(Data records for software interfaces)
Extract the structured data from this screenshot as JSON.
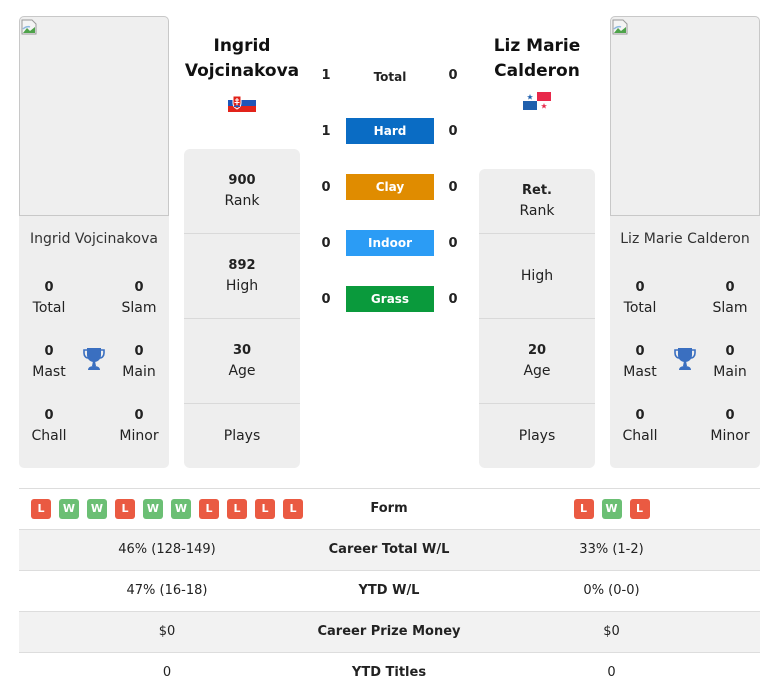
{
  "colors": {
    "hard": "#0a6cc4",
    "clay": "#e08c00",
    "indoor": "#2b9cf5",
    "grass": "#0a9a3c",
    "win": "#6bbf74",
    "loss": "#ea5a42",
    "trophy": "#3a6fc0"
  },
  "left_player": {
    "name": "Ingrid Vojcinakova",
    "name_line1": "Ingrid",
    "name_line2": "Vojcinakova",
    "flag_icon": "slovakia-flag-icon",
    "titles": {
      "total": {
        "value": "0",
        "label": "Total"
      },
      "slam": {
        "value": "0",
        "label": "Slam"
      },
      "mast": {
        "value": "0",
        "label": "Mast"
      },
      "main": {
        "value": "0",
        "label": "Main"
      },
      "chall": {
        "value": "0",
        "label": "Chall"
      },
      "minor": {
        "value": "0",
        "label": "Minor"
      }
    },
    "stats": [
      {
        "value": "900",
        "label": "Rank"
      },
      {
        "value": "892",
        "label": "High"
      },
      {
        "value": "30",
        "label": "Age"
      },
      {
        "value": "",
        "label": "Plays"
      }
    ]
  },
  "right_player": {
    "name": "Liz Marie Calderon",
    "name_line1": "Liz Marie",
    "name_line2": "Calderon",
    "flag_icon": "panama-flag-icon",
    "titles": {
      "total": {
        "value": "0",
        "label": "Total"
      },
      "slam": {
        "value": "0",
        "label": "Slam"
      },
      "mast": {
        "value": "0",
        "label": "Mast"
      },
      "main": {
        "value": "0",
        "label": "Main"
      },
      "chall": {
        "value": "0",
        "label": "Chall"
      },
      "minor": {
        "value": "0",
        "label": "Minor"
      }
    },
    "stats": [
      {
        "value": "Ret.",
        "label": "Rank"
      },
      {
        "value": "",
        "label": "High"
      },
      {
        "value": "20",
        "label": "Age"
      },
      {
        "value": "",
        "label": "Plays"
      }
    ]
  },
  "h2h": [
    {
      "label": "Total",
      "left": "1",
      "right": "0",
      "color_key": "none"
    },
    {
      "label": "Hard",
      "left": "1",
      "right": "0",
      "color_key": "hard"
    },
    {
      "label": "Clay",
      "left": "0",
      "right": "0",
      "color_key": "clay"
    },
    {
      "label": "Indoor",
      "left": "0",
      "right": "0",
      "color_key": "indoor"
    },
    {
      "label": "Grass",
      "left": "0",
      "right": "0",
      "color_key": "grass"
    }
  ],
  "comparison": {
    "form": {
      "label": "Form",
      "left": [
        "L",
        "W",
        "W",
        "L",
        "W",
        "W",
        "L",
        "L",
        "L",
        "L"
      ],
      "right": [
        "L",
        "W",
        "L"
      ]
    },
    "rows": [
      {
        "label": "Career Total W/L",
        "left": "46% (128-149)",
        "right": "33% (1-2)"
      },
      {
        "label": "YTD W/L",
        "left": "47% (16-18)",
        "right": "0% (0-0)"
      },
      {
        "label": "Career Prize Money",
        "left": "$0",
        "right": "$0"
      },
      {
        "label": "YTD Titles",
        "left": "0",
        "right": "0"
      }
    ]
  }
}
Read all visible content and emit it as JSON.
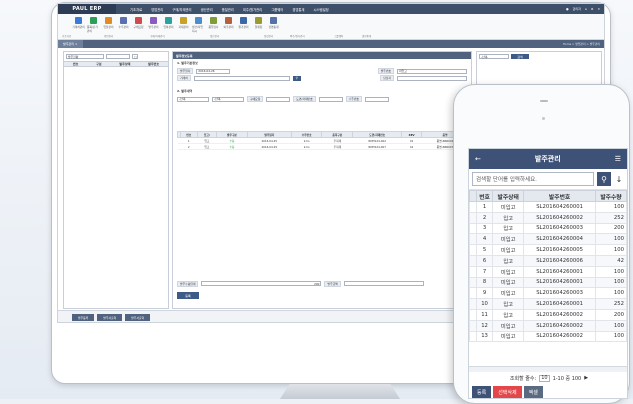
{
  "app": {
    "logo": "PAUL ERP",
    "menu": [
      "기초자료",
      "영업관리",
      "구매/자재관리",
      "생산관리",
      "품질관리",
      "외주/원가관리",
      "그룹웨어",
      "경영통계",
      "시스템설정"
    ],
    "user": "관리자",
    "topicons": [
      "홈",
      "설정",
      "로그아웃"
    ]
  },
  "toolbar": {
    "buttons": [
      "거래처관리",
      "품목/단가관리",
      "입찰관리",
      "수주관리",
      "구매요청",
      "발주관리",
      "입하관리",
      "자재관리",
      "생산/작업지시",
      "품질검사",
      "외주관리",
      "원가관리",
      "결재함",
      "경영통계"
    ],
    "groups": [
      "기초자료",
      "영업관리",
      "구매/자재관리",
      "생산관리",
      "품질관리",
      "외주/원가관리",
      "그룹웨어",
      "경영통계"
    ]
  },
  "tabs": {
    "active": "발주관리",
    "breadcrumb": "Home > 영업관리 > 발주관리"
  },
  "left": {
    "select": "발주현황",
    "cols": [
      "번호",
      "구분",
      "발주상태",
      "발주번호"
    ]
  },
  "main": {
    "title": "발주정보등록",
    "sec1": "1. 발주기본정보",
    "l_date": "발주일자",
    "date": "2016-04-26",
    "l_no": "발주번호",
    "no_val": "미입고",
    "l_vendor": "거래처",
    "l_mgr": "담당자",
    "sec2": "2. 발주내역",
    "f_status": "-선택-",
    "f_type": "-선택-",
    "l_item": "구매요청",
    "l_draw": "도면/자재번호",
    "l_qty": "수주번호",
    "cols": [
      "번호",
      "입고/",
      "발주구분",
      "발주일자",
      "수주번호",
      "품목구분",
      "도면/자재번호",
      "REV",
      "품명"
    ],
    "rows": [
      [
        "1",
        "입고",
        "수동",
        "2016-04-25",
        "k-ho",
        "주자재",
        "RMH124-002",
        "01",
        "품명-RRR002"
      ],
      [
        "2",
        "입고",
        "수동",
        "2016-04-25",
        "k-ho",
        "주자재",
        "RMH124-007",
        "01",
        "품명-RRR007"
      ]
    ],
    "l_sumqty": "발주수량합계",
    "sumqty": "200",
    "l_amt": "발주금액",
    "save": "등록"
  },
  "right": {
    "select": "-선택-",
    "search": "검색"
  },
  "bottom": [
    "발주등록",
    "발주서출력",
    "발주서출력"
  ],
  "phone": {
    "title": "발주관리",
    "search_ph": "검색할 단어를 입력하세요.",
    "cols": [
      "번호",
      "발주상태",
      "발주번호",
      "발주수량"
    ],
    "rows": [
      [
        "1",
        "미입고",
        "SL201604260001",
        "100"
      ],
      [
        "2",
        "입고",
        "SL201604260002",
        "252"
      ],
      [
        "3",
        "입고",
        "SL201604260003",
        "200"
      ],
      [
        "4",
        "미입고",
        "SL201604260004",
        "100"
      ],
      [
        "5",
        "미입고",
        "SL201604260005",
        "100"
      ],
      [
        "6",
        "입고",
        "SL201604260006",
        "42"
      ],
      [
        "7",
        "미입고",
        "SL201604260001",
        "100"
      ],
      [
        "8",
        "미입고",
        "SL201604260001",
        "100"
      ],
      [
        "9",
        "미입고",
        "SL201604260003",
        "100"
      ],
      [
        "10",
        "입고",
        "SL201604260001",
        "252"
      ],
      [
        "11",
        "입고",
        "SL201604260002",
        "200"
      ],
      [
        "12",
        "미입고",
        "SL201604260002",
        "100"
      ],
      [
        "13",
        "미입고",
        "SL201604260002",
        "100"
      ]
    ],
    "pager_label": "조회할 줄수:",
    "pager_size": "10",
    "pager_range": "1-10 중 100",
    "btns": [
      "등록",
      "선택삭제",
      "엑셀"
    ]
  },
  "colors": {
    "nav": "#3e4f6a",
    "accent": "#3e5177",
    "danger": "#e4474a"
  }
}
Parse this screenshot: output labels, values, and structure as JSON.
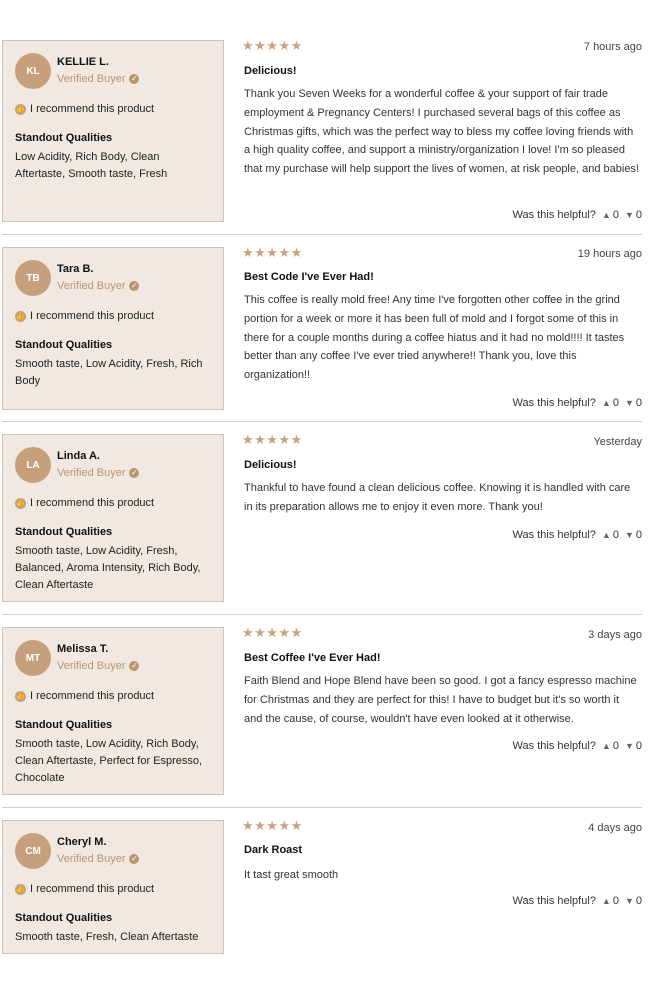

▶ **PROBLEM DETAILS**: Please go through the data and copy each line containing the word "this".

▶ **TASK ANSWER**:
Extract the structured data from this screenshot as JSON.
Parse this screenshot: output labels, values, and structure as JSON.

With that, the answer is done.